A hundred and fifty years ago, slavery was an issue in the U.S. But it wasn't the only issue, and it wasn't the only reason the Civil War happened. The South was less densely populated than the North. As more people emigrated from Europe, they landed in the northern states more often. Soon the southern states felt their interests weren't fairly represented in Congress, and they wanted to secede. Slavery was only part of the reason. We've made it the focal point as we rewrite history, because it makes sense to our limited ability to put events and issues and history in simple, orderly categories in our brains.

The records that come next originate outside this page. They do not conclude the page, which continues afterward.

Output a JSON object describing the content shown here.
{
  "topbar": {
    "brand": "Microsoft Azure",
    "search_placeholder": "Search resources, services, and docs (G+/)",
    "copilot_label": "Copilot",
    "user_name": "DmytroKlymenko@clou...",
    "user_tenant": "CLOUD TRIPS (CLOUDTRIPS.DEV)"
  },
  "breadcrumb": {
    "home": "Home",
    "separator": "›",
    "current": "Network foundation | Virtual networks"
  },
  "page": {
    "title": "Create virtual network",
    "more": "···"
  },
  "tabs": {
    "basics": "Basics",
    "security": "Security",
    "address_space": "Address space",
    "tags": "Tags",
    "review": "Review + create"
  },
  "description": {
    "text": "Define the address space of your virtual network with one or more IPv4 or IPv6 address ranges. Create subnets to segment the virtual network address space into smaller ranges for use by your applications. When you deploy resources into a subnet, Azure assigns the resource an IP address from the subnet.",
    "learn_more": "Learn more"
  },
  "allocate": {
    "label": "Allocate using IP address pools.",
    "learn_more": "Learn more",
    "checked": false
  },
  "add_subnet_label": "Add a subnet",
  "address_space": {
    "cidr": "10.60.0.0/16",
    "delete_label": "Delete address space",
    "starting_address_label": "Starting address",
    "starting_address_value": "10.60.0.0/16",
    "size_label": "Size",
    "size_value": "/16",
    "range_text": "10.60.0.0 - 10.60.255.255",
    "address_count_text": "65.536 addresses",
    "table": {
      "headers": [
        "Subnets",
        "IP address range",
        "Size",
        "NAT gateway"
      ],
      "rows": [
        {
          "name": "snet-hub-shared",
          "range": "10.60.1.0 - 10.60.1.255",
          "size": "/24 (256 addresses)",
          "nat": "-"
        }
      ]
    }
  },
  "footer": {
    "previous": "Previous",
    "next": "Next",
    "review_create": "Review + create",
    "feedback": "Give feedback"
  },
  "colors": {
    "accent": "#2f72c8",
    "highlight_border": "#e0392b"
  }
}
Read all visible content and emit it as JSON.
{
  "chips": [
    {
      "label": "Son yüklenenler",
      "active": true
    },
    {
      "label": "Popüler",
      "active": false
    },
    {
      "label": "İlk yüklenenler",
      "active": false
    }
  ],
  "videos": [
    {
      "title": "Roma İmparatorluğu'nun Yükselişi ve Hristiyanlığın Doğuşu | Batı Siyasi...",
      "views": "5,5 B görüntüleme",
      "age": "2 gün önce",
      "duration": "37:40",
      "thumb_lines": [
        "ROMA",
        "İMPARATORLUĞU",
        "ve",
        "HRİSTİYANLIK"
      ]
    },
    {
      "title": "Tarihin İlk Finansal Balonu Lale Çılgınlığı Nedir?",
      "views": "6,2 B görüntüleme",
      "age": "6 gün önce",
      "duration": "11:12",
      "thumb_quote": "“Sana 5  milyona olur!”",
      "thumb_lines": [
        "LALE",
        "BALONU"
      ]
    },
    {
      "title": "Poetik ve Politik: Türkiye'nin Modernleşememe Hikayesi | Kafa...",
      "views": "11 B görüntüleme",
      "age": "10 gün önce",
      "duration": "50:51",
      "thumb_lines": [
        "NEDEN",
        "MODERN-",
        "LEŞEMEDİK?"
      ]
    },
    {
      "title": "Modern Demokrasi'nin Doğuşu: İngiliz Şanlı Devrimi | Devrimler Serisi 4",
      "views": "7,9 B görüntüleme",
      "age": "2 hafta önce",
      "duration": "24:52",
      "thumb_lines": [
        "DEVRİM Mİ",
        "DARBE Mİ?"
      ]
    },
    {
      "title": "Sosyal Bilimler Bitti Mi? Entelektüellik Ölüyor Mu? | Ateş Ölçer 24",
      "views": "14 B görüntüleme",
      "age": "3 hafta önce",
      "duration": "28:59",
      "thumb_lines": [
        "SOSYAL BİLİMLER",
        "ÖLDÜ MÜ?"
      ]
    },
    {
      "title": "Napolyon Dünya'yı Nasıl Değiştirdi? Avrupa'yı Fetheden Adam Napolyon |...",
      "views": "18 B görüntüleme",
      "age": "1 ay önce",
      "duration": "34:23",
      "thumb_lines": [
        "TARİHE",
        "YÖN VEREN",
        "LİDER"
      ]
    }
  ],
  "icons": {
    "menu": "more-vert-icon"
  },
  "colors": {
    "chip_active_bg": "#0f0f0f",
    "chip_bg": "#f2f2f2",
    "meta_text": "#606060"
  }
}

The biggest problem with our view of slavery as an old problem, a historical issue that we already dealt with and put away, is that we're dead wrong. Slavery continues. Oh, you think I'm talking about undeveloped countries? Not even close. There are as many slaves in the U.S. today as there were in the 1850s. Even more. There are more slaves in the world now than were sold in the three centuries of legal slave trade in America. And in undeveloped countries, slavery is a way of life. It has been for generations, and it's not changing anytime soon.
Every now and then, we hear news that someone was rescued from a basement or shed where they've been held captive for years. We don't hear about the ones that don't escape. We don't hear about the teenagers, male and female, who are abducted every day and sold into the sex trade. We don't like to be aware of how many U.S. citizens are tricked into drug use and become slaves to their dealers, who are often also their pimps.
Portland is one of the biggest human trafficking cities in the country. We talk about the history of immorality, of prostitution and smuggling related to sailors who landed here way back when, about the underground network of tunnels in which people were shanghaied. Those tunnels are a tourist attraction now, but they were built to transport unsuspecting, often drugged, innocents from the bars and brothels to the ships that would take them to China for sale or keep them as ship hands. We want to think these activities have ended. They haven't.
We hear about fair trade, about slavery and child labor in the production of coffee and chocolate and tobacco. But the atrocities are far away and the marketing is so compelling and we love our luxuries so much that we don't find room in our brains for the intensity of the human rights problem. And, we reason, if children on family farms didn't help with the work, the family wouldn't be able to survive, so isn't it cruel to demand that they end child labor? Well, which makes more sense to you -- letting children harvest tobacco and get nicotine poisoning, or giving up smoking? What if the kids aren't allowed to work with hazardous crops? Could the family switch to growing bananas or something? We want simple answers. They don't exist.
With all the progress we've made on the gender gap, women's rights, education for girls, and modern career opportunities, there are still thousands of young women who find themselves trapped in a life of prostitution. They get conned into using drugs, or they trust the wrong guy, or they drop out of school and run away from abusive parents. Men will always want women's bodies, and women will always have that commodity to sell, often as their only option. Why can't we, in this age of modern science, communication, and prosperity, find a way to treat all humans with dignity?
The truth is that we don't care enough. We want to. We try to. We think we're getting better. But we don't want someone else's rights to impact our own lifestyles. We don't want to have to cut back on manicures so someone else can eat a hot meal. We don't want to skip a vacation so a family living in their car can be placed in an apartment and receive work training. We want to, but we don't need to. Mankind doesn't change anything until staying the same is too difficult, and we've built ourselves such thick insulation against poverty, slavery, and abuse that we may never have the will to end it.
Half the Sky: Turning Oppression Into Opportunity for Women Worldwide
Modern Slavery: The Secret World of 27 Million People